------ Entries provided ------

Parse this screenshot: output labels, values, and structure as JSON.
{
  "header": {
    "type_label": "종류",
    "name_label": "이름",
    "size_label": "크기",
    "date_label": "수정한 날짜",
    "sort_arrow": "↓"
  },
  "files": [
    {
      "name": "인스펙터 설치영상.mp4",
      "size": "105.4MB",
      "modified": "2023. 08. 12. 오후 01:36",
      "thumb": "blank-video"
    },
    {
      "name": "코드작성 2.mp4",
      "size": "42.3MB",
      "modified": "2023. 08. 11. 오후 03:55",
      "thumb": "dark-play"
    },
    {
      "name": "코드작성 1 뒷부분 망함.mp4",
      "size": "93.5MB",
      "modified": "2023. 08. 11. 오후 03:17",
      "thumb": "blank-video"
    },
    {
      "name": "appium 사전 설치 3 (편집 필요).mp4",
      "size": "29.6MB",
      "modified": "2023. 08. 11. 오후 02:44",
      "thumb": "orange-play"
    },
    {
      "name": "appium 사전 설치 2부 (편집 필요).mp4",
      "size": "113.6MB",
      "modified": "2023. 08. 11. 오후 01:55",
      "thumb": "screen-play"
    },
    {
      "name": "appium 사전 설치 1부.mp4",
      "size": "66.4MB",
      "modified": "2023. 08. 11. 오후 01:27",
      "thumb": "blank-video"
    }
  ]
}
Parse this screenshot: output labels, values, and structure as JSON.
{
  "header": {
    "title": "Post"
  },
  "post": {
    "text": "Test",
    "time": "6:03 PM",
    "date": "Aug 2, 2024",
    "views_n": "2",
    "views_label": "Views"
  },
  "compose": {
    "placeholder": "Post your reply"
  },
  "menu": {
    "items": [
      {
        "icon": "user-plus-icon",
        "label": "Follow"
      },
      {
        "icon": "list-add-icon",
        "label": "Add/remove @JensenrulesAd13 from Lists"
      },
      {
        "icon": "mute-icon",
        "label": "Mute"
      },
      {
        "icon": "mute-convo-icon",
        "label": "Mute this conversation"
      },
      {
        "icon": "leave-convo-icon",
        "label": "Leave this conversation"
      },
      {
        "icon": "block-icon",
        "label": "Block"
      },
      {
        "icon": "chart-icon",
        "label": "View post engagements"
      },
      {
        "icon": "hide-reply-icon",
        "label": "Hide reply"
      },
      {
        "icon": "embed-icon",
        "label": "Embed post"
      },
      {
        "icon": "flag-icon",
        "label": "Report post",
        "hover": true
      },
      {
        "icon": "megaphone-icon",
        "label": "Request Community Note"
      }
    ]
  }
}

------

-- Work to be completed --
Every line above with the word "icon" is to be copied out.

-- Solution for this task --
        "icon": "user-plus-icon",
        "icon": "list-add-icon",
        "icon": "mute-icon",
        "icon": "mute-convo-icon",
        "icon": "leave-convo-icon",
        "icon": "block-icon",
        "icon": "chart-icon",
        "icon": "hide-reply-icon",
        "icon": "embed-icon",
        "icon": "flag-icon",
        "icon": "megaphone-icon",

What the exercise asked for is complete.